We heard the doors close, saw the light fade away and the engine abruptly stop as suddenly as it started. We were quck to blame it on a mechanical fluke and went back to our pizza and adult beverages, laughing at ourselves for being so rattled by a wayward elevator car. It was late, the building locked tight from the inside, and sometimes machines misbehave on their own was our calming and collective explanation. Nothing to see here, folks.
Minutes later, however, the car started to move again and we heard it rising upward towards us. Within half a minute, the elevator car had traveled from the basement and past the fourth floor. We were stunned to hear the door open to entry of the locked attic just above us, not even realizing the elevator could travel to the attic. The door opened, paused for what seemed too long, closed again and again began to travel; this time returning to us. The doors opened in front of us, but there was nothing to see-Only five soon to be sleepless college students.
Whenever I am fortunate enough to visit Athens these days, I always take time to visit Bryan Hall and remember the epiphany-filled year I spent both working and living in my favorite spot on campus. Geography has a powerful impact on how we gauge the world and all places that follow, especially those homes and experiences we had early in our lives. Good or bad, our childhood homes stay with us in more powerful ways than what comes later more often than not. I could walk around many of those places blindfolded and do pretty well and their images never too far from memory.
Our staff bonded that year as we took charge of a historic, if not spirited old building and shared the common problems of college, personal and work life together. I see less of that shared life with old and young people today and feel strongly it does not serve as well to be so disconnected; all the more made ironic by the sheer number of ways we are bound by electronic gadgets and means to connect. Even so, they don’t do a good of job of truly bringing us together in meaningful ways, no matter how many tweets and Facebook updates we make in a day. Their convenience and numbers have not made them anymore valuable to most people.
If you ever visit Bryan Hall, look in the lobby for a large framed picture I took that winter. You can see the building’s snow-covered bell tower and imagine the attic just below and the mysterious labyrinth of steam tunnels still connecting to dozens of other buildings miles away. It’s an old picture now, but it captures that moment when the building was new again. Decades later, the world feels a lot less reasonable and safe, although this small corner of it is mostly the same where students still live in college dormitories, eat pizza, tell wild stories, and make life-long connections.
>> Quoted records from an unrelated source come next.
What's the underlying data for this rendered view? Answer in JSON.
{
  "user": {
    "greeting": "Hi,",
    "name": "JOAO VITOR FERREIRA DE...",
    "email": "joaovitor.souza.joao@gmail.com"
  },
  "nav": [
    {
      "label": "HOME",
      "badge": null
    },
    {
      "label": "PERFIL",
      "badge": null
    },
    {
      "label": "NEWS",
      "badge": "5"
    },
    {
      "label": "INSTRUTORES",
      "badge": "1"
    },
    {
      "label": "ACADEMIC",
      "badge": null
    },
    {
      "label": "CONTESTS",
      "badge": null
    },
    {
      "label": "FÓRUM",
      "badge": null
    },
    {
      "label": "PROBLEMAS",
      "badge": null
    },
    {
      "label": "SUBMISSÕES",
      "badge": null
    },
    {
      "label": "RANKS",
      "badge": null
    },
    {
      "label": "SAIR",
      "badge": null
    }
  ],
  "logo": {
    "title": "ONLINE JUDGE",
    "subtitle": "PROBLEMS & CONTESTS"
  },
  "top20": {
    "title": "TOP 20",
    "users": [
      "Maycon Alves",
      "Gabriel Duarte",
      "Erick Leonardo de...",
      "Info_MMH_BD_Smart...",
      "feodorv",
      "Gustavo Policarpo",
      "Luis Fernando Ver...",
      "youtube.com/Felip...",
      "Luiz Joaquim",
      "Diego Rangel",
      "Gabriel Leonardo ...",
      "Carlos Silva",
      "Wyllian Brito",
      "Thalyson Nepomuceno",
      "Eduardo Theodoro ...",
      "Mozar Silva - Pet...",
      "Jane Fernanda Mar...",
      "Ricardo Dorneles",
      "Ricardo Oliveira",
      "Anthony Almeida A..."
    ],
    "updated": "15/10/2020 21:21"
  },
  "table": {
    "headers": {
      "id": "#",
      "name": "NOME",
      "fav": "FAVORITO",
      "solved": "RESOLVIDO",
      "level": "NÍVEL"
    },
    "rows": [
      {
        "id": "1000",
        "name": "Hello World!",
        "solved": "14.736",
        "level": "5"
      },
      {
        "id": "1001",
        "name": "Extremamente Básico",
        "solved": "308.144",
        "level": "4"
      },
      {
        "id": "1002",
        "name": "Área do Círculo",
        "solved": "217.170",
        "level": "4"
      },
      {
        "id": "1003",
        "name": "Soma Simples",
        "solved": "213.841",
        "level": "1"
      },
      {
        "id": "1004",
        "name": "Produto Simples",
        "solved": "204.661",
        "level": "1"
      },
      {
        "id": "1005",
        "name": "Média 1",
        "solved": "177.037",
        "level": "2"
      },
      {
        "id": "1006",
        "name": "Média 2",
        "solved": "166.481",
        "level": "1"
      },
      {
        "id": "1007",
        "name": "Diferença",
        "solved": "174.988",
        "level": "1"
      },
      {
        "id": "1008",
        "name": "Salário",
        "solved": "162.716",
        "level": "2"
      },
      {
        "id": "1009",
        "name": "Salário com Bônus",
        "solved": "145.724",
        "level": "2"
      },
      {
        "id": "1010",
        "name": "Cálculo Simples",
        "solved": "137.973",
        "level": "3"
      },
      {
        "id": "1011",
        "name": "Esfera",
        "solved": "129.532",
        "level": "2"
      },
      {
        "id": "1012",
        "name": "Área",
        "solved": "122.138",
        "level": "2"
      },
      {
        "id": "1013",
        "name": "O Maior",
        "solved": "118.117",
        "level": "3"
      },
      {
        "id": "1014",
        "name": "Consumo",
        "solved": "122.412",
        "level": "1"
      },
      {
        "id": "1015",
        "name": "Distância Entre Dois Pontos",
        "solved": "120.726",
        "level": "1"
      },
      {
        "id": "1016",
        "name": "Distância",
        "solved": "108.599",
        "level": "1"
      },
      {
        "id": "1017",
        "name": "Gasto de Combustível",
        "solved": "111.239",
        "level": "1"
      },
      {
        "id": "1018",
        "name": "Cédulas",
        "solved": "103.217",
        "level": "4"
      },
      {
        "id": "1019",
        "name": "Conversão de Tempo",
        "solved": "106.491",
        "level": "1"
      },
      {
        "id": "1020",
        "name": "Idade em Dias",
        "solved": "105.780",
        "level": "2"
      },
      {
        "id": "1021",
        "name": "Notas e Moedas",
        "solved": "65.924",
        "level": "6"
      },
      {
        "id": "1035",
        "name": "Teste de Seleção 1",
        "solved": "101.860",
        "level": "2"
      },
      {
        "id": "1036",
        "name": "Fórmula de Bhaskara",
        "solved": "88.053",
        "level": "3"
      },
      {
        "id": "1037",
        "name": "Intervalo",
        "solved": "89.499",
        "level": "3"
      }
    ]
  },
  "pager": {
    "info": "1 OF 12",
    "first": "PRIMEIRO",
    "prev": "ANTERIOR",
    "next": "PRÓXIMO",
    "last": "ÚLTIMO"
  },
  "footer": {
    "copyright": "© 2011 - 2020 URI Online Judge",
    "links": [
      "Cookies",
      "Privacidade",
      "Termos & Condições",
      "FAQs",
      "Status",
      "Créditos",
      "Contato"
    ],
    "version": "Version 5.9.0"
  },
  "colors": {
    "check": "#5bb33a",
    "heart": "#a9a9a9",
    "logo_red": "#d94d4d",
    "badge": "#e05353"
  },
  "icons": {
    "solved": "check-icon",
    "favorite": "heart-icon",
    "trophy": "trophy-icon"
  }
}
You can’t miss the photograph, it’s right across from the elevator.